by Christian Wade, for The Center Square
(The Center Square) — New York City Mayor Eric Adams is directing city agencies to slash their budgets to help cover the costs of sheltering tens of thousands of asylum-seekers.
On Saturday, Adams informed the heads of city agencies that they will need to cut their budgets collectively by 15% by next spring to offset the rising costs of caring for more than 61,000 migrants currently under the city’s care.

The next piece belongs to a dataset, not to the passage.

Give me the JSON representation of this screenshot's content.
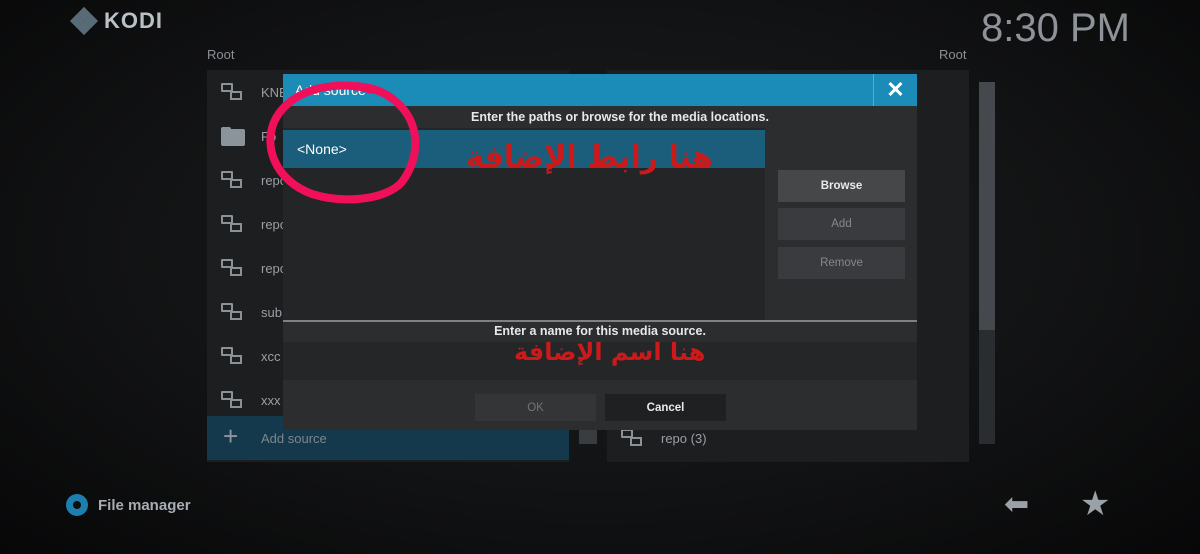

He said the spending cuts are necessary but will “minimize disruption to programs and services” and won’t result in layoffs of city workers.
“The simple truth is that longtime New Yorkers and asylum-seekers will feel these potential cuts — and they will hurt,” Adams said in a statement. “Coupling the costs of a national crisis that has fallen onto New York City with COVID funding that is running out and reduced revenue growth, our city’s financial future may be at risk if we do not act.”
New York has seen more than 110,000 asylum-seekers arrive in the city amid a surge of undocumented immigration along the U.S.-Mexico border over the past year.
Adams said the cost of caring for migrants is expected to reach $12 billion in the next two years without additional financial support from the state and federal governments.
“While our compassion is limitless, our resources are not,” he said in Saturday’s statement. “This is a sobering fact, and that’s why today’s decision was not made lightly.”
The spending cuts would include a 5% cut by November, before the city’s Office of Management and Budget releases its next fiscal update, and two additional rounds of 5% cost-cutting in January and April, Adams said.
In a video address, the Democrat took aim at President Joe Biden’s administration and fellow Democrat, Gov. Kathy Hochul, for not providing the city with enough funding and resources to deal with the crisis.
“These tough decisions are a direct result of inaction in Washington and in Albany,” he said. “But the die is not yet cast. We can still avoid these cuts if Washington and Albany do their part by paying their fair share.”
Adams said the administration will also be taking “additional actions to control spending and promote budget savings” in the future but didn’t discuss specifics.
The Citizens Budget Commission points out that less than half of next year’s nearly $14 billion projected budget gap is related to the city’s response to the migrant crisis. The spending gaps have also been exacerbated by new and expanded programs, labor contracts, pensions, and “the failure to address the federal and city fiscal cliffs,” the group said.
But the fiscal watchdog panel said it supports Adams’ efforts to reduce the costs of shelter and services for migrants, which it says “appear extraordinarily high.”
“NYC should not bear this much of the cost of serving new migrants and asylum seekers. The federal government should provide much more fiscal aid, and the state’s recently increased commitment is welcome, but should be bigger,” Andrew S. Rein, the commission’s president, said in a statement. “The migrant crisis is a shared responsibility.”
Categories: National News